(INSTRUCTIONS TO FOLLOW): Below is a listing. Gather each line of it that contains "title".

(DATA FOR THIS TASK):

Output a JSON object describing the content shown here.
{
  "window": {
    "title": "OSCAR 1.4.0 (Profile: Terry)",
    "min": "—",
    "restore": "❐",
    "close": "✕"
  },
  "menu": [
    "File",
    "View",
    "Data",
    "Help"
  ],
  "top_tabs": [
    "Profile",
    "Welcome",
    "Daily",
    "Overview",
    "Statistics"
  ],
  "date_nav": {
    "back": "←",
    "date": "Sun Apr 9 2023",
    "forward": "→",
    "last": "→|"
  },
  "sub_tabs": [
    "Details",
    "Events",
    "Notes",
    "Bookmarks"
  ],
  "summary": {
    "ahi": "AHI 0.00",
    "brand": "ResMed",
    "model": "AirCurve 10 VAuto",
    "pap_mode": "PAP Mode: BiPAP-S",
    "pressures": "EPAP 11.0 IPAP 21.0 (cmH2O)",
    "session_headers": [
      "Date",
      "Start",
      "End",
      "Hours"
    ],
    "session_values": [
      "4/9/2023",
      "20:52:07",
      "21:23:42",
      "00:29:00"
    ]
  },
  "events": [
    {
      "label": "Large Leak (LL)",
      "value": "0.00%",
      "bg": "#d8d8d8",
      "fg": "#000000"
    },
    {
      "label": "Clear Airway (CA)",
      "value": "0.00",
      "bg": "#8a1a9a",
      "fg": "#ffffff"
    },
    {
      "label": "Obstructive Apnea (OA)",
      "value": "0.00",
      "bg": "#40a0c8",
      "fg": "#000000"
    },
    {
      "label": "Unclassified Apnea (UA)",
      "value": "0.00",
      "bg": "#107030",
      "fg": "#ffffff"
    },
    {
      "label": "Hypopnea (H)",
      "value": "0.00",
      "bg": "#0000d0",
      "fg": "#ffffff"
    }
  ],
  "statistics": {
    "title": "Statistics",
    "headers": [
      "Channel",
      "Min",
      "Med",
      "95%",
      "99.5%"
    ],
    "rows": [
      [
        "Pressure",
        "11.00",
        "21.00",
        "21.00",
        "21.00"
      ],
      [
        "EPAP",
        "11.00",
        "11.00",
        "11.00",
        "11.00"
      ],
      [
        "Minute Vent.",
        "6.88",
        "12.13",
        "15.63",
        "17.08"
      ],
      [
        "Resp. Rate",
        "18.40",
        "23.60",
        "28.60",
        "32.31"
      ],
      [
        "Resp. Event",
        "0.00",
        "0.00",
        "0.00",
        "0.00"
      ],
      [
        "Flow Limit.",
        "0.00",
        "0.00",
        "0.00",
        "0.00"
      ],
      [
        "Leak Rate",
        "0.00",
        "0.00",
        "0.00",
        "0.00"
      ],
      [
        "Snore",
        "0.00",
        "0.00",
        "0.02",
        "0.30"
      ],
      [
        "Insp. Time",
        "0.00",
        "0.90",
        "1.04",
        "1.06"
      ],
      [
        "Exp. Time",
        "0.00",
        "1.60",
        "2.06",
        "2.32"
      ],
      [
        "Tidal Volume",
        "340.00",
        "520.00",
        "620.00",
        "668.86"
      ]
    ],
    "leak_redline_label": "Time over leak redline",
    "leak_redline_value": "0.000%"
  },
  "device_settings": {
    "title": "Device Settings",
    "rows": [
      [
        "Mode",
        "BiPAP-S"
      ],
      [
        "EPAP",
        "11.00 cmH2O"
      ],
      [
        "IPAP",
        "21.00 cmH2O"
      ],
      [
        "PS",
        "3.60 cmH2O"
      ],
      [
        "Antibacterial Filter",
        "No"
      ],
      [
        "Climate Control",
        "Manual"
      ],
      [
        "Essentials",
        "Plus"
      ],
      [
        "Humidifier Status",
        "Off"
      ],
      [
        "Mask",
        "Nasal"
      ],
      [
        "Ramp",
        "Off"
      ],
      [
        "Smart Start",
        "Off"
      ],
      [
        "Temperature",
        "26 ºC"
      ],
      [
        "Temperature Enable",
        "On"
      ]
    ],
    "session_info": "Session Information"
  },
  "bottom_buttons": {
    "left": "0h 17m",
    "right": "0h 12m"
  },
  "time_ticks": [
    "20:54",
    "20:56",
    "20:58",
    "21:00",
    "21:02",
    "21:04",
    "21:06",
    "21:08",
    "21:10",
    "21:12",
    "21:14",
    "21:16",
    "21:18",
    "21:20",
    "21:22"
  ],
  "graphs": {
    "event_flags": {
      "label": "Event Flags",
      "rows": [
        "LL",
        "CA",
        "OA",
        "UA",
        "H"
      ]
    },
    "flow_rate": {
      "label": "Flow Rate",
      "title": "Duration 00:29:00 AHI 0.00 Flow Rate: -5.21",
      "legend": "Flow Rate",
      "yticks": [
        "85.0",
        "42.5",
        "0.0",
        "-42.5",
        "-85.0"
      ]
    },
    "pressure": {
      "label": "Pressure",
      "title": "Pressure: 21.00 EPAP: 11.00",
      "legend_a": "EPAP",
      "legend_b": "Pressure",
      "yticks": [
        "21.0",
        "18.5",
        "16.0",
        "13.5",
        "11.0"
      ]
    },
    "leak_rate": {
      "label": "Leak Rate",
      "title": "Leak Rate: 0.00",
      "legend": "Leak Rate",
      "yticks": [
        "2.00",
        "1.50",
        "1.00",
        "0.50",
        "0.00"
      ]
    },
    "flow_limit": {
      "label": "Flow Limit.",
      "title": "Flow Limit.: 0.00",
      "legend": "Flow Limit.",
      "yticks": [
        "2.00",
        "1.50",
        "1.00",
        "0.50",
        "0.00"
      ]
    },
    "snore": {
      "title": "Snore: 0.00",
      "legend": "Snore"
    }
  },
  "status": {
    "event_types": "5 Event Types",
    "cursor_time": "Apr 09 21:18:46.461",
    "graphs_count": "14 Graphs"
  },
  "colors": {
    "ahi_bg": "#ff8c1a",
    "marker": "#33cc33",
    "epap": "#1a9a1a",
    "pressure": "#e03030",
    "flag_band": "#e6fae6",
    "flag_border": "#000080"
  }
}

(ANSWER FOR THE TASK):
    "title": "OSCAR 1.4.0 (Profile: Terry)",
    "title": "Statistics",
    "title": "Device Settings",
      "title": "Duration 00:29:00 AHI 0.00 Flow Rate: -5.21",
      "title": "Pressure: 21.00 EPAP: 11.00",
      "title": "Leak Rate: 0.00",
      "title": "Flow Limit.: 0.00",
      "title": "Snore: 0.00",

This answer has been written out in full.